Bhutan Implements National Adaptation Plan To Counter Adverse Impact Of Climate Change
The new project builds on work already underway to identify and respond to climate change impacts.
By Staff Reporter | BBS
Bhutan stepped up its response to climate change with the launch of a project to advance its National Adaptation Plan (focused on water) on 20 June.
According to a press release, the project, to be implemented with the support of the United Nations Development Programme (UNDP), benefits from a US$ 2.7m grant from the Green Climate Fund.
This fund was created under the United Nations Framework Convention on Climate Change (UNFCCC) to support the efforts of developing countries to respond to the challenges of climate change.
The formulation and implementation of the National Adaptation Plan will be led by the National Environment Commission Secretariat (NECS), in collaboration with several other government agencies.
Civil Society Organisations and the Academia of Bhutan will also have an active role in shaping the process.
Environmental threats faced by Bhutan
Currently, Bhutan faces a range of threats arising from climate change. Heavy rainfall is becoming more common and has led to flash floods and landslides.
At the same time, melting glaciers are impacting water availability and creating a looming risk of glacial lakes outburst floods (GLOF). In some pockets of the country, there are reports of streams drying up, causing water scarcity.
The Lemthang Tsho GLOF breached in the evening of 28 July 2015 in north-western Bhutan. The collapse of a near vertical wall of supra-glacial lake triggered by 2 days of incessant rainfall opened up the englacial conduit. This caused the emptying of the interconnected supraglacial lakes into Lemthang Tsho.
Photo: Springer Link
The hydropower, agriculture, and tourism sectors, which together account for almost a quarter of the Gross Domestic Product (GDP) of Bhutan, are all highly dependent on and affected by climate variability and natural hazards.
The agricultural sector alone is the lifeline of around 58 per cent of the population and generates around 17 per cent of Bhutan’s GDP.
Active steps taken by Bhutan to adapt to the adverse impacts of climate change
“Bhutan has been working continuously to adapt to the adverse impacts of climate change through independent projects and programs. The National Adaptation Plan will take it a step forward by planning for medium and long term adaptation interventions,” said Phento Tshering, the Officiating Secretary of NECS.
“By the end of the project, we will have a fully formulated first National Adaptation Plan of Bhutan and also a monitoring and evaluation system to assess climate resilience.”
The new project builds on work already underway to identify and respond to climate change impacts such as:

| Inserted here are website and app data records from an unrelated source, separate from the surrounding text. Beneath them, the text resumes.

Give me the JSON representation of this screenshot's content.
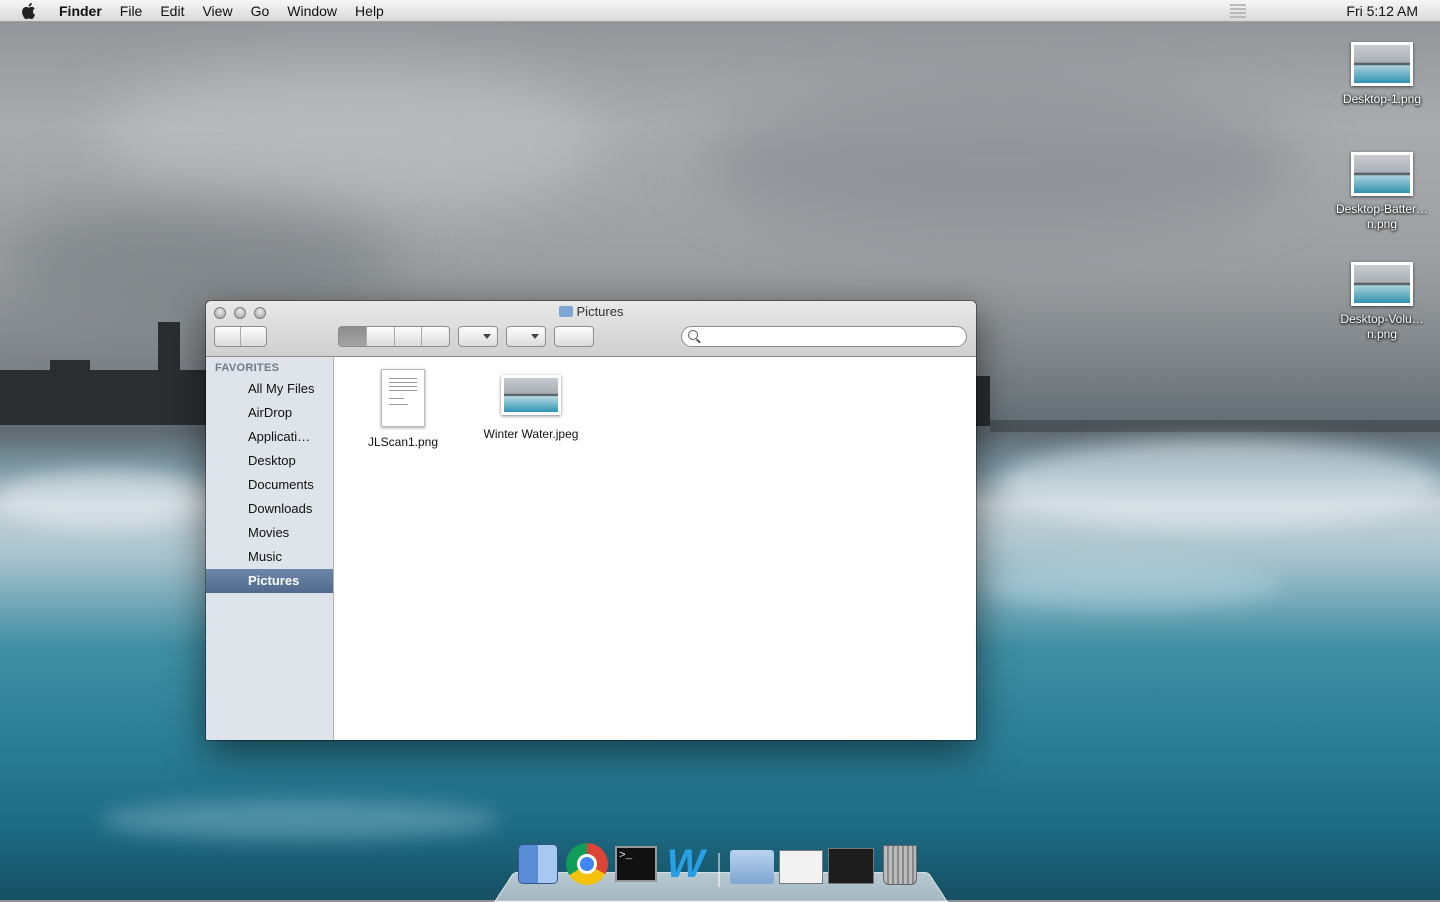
{
  "menubar": {
    "apple_icon": "apple-icon",
    "app_name": "Finder",
    "items": [
      "File",
      "Edit",
      "View",
      "Go",
      "Window",
      "Help"
    ],
    "clock": "Fri 5:12 AM"
  },
  "desktop": {
    "icons": [
      {
        "label": "Desktop-1.png",
        "icon": "image-thumbnail"
      },
      {
        "label": "Desktop-Batter…n.png",
        "icon": "image-thumbnail"
      },
      {
        "label": "Desktop-Volu…n.png",
        "icon": "image-thumbnail"
      }
    ]
  },
  "window": {
    "title": "Pictures",
    "title_icon": "folder-icon",
    "search": {
      "value": "",
      "placeholder": ""
    },
    "sidebar": {
      "heading": "FAVORITES",
      "items": [
        "All My Files",
        "AirDrop",
        "Applicati…",
        "Desktop",
        "Documents",
        "Downloads",
        "Movies",
        "Music",
        "Pictures"
      ],
      "selected": "Pictures"
    },
    "files": [
      {
        "name": "JLScan1.png",
        "icon": "document-thumbnail"
      },
      {
        "name": "Winter Water.jpeg",
        "icon": "image-thumbnail"
      }
    ]
  },
  "dock": {
    "apps": [
      "finder-icon",
      "chrome-icon",
      "terminal-icon",
      "w-app-icon"
    ],
    "stacks": [
      "folder-stack-icon",
      "browser-window-icon",
      "terminal-window-icon",
      "trash-icon"
    ],
    "terminal_prompt": ">_"
  }
}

- a comprehensive National Adaptation Programme of Action,
- Bhutan’s Nationally Determined Contribution under the Paris Agreement (including both mitigation and adaptation), and
- a current Five-Year Plan with a focus on climate and disaster resilience.
Water security has consistently been identified as a national priority for Bhutan
“The advancement of Bhutan’s National Adaptation Plan is absolutely key not only for building resilience against climate change but also for advancing the 2030 Agenda across the board,” said the Resident Representative of UNDP Bhutan, Azusa Kubota.
“This is a key moment for the country and timely for the UN Climate Action Summit as it reflects the leadership of the Royal Government of Bhutan in achieving low-emission and climate-resilient development, specifically in securing one of the most precious resources we have on our mother planet: water.”
She added that the UNDP has been a long-time partner of the Royal Government of Bhutan in climate adaptation and development.
“We are proud to have supported a number of successful projects,which have contributed to reducing glacial lake outburst flood risks, enhancing national, local and community capacity to prepare for and respond to climate-induced disasters, and maintaining sustainable forest and agricultural systems. The UNDP looks forward to working with the government in further advancing its National Adaptation Plan.”
This article first appeared in BBS and has been edited for Daily Bhutan.